The laws relating to property settlement at the end of a de facto relationship have recently changed. For relationships that have broken down since 1 March 2009, the Family Court now deals with all of the legal aspects of the separation, including any:
Child Support Agreement,
Parenting Plan or
Child Support can be sought via the Child Support Agency or a Child Support Agreement.
Parenting Orders. may be sought in the Local Court, the Federal Circuit Court or the Family Court. The principles that apply to the children of marriages also apply to the children of de facto relationships.
The law in Australia clearly outlines the criteria of a de facto relationship. Section 4AA(1) of the Family Law Act, 1975 says that two people are in a de facto relationship if they “have a relationship as a couple living together on a genuine domestic basis”. Section 4AA(2) helps the courts determine if indeed a de facto relationship exists by allowing the judge to consider a number of factors, including the duration of the relationship, whether a sexual relationship exists and the degree of mutual commitment to a shared life.
In a recent court case, Kale & Karmel, the Family court was asked to determine exactly when the relationship began and ended, in order to divide the joint property fairly. In this case, the applicant, Kale, was a 58-year-old man with two grown children from a previous marriage. He received a Ph.D. in 1997. Until about 2005, he was also caring for his two children on a less equal basis with his ex-wife. The respondent, Karmel, completed a law degree in 2000, worked for several years in business and law, and in April 2005 opened her own law practice. There were various questions about the property – a shared home, superannuation, cars – but the larger disagreement centered around when the de facto relationship between the applicant and the respondent started and when it ended.
Kale argued that the relationship started in mid-2002 and ended in October 2009, after their physical separation. Karmel, on the other hand, argued that the relationship commenced four years earlier in 1998 and ended only in January 2010. The court was forced to look at a number of criteria in order to determine just how long the relationship actually did last.
The court reference earlier cases, concluding that for the purposes of property issues, it must be shown that the party’s lives have merged to the point that for all intents and purposes, they are living together as a married couple. Based on this understanding, the magistrate in Kale & Karmel found that the de facto relationship commenced in late 2001.
The magistrate considered a number of factors that indicate that the de facto relationship did not begin until late 2001. First, although the relationship started in 1998, the parties maintained separate homes until March 2002. Kale lived in a home he had purchased some years earlier and Karmel continued to rent elsewhere.
Second, while Kale resided in this original home, he maintained equal care for his children. The magistrate accepted that this meant that a central part of Kale’s life, mainly his children, did not yet become a part of his relationship with Karmel.
Third, the couple kept separate finances until March 2002, maintaining financial independence. Proof of this independence was a loan that Kale gave to Karmel and which was paid back shortly after it was given. The magistrate found this act “contrary to the notion of financial interdependence”.
Fourth, throughout 2000, Karmel pursued a job opportunity that would have required a move to Canberra.

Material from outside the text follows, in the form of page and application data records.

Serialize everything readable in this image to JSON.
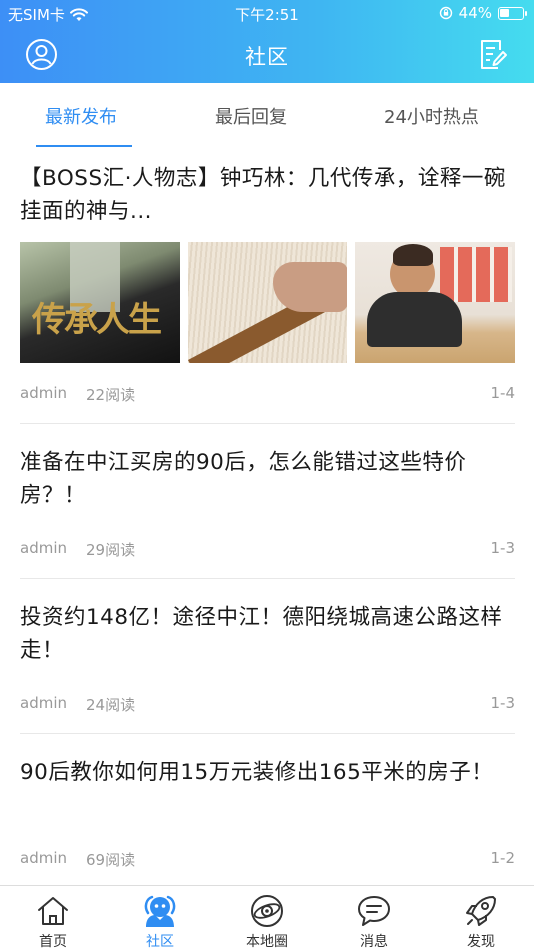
{
  "status_bar": {
    "carrier": "无SIM卡",
    "time": "下午2:51",
    "battery_percent": "44%",
    "battery_level": 0.44
  },
  "navbar": {
    "title": "社区",
    "left_icon": "avatar-icon",
    "right_icon": "edit-document-icon"
  },
  "tabs": [
    {
      "label": "最新发布",
      "active": true
    },
    {
      "label": "最后回复",
      "active": false
    },
    {
      "label": "24小时热点",
      "active": false
    }
  ],
  "posts": [
    {
      "title": "【BOSS汇·人物志】钟巧林：几代传承，诠释一碗挂面的神与...",
      "thumbnail_caption": "传承人生",
      "author": "admin",
      "reads": "22阅读",
      "date": "1-4"
    },
    {
      "title": "准备在中江买房的90后，怎么能错过这些特价房？！",
      "author": "admin",
      "reads": "29阅读",
      "date": "1-3"
    },
    {
      "title": "投资约148亿！途径中江！德阳绕城高速公路这样走！",
      "author": "admin",
      "reads": "24阅读",
      "date": "1-3"
    },
    {
      "title": "90后教你如何用15万元装修出165平米的房子！",
      "author": "admin",
      "reads": "69阅读",
      "date": "1-2"
    }
  ],
  "bottom_nav": [
    {
      "label": "首页",
      "icon": "home-icon",
      "active": false
    },
    {
      "label": "社区",
      "icon": "community-icon",
      "active": true
    },
    {
      "label": "本地圈",
      "icon": "local-circle-icon",
      "active": false
    },
    {
      "label": "消息",
      "icon": "message-icon",
      "active": false
    },
    {
      "label": "发现",
      "icon": "rocket-icon",
      "active": false
    }
  ],
  "colors": {
    "accent": "#2f8df2",
    "header_start": "#3d8ff6",
    "header_end": "#45dcef",
    "meta_text": "#999999"
  }
}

Since Kale’s children remained in Brisbane, there was no question of his relocating. The respondent also told the applicant that she hoped to find an overseas posting. The magistrate held that Karmel’s decision to consider and pursue such a professional move ran “contrary to the existence of a de facto relationship”.
Taken together, these factors indicate that the parties were indeed in a relationship, but not a de facto one, since their finances remained separate, they each lived in a different home and they had no other mutual assets.
The court held that the de facto relationship actually did begin in late 2001 because at that time the couple decided that Kale would help Karmel financially so she could acquire a home large enough to accommodate him and his children. For the magistrate, this was a mutual decision to jointly acquire property, indicating a real merger of their lives. Significantly, the magistrate did not consider when the property was actually acquired – early 2002 – but when the parties made the decision to buy the property, late 2001.
The termination of the relationship was simpler for the magistrate – it took place when the respondent left the joint home in October 2009. In total, the magistrate found that Kale and Karmel had maintained a de facto relationship for a period of some eight years, from late 2001 through late 2009.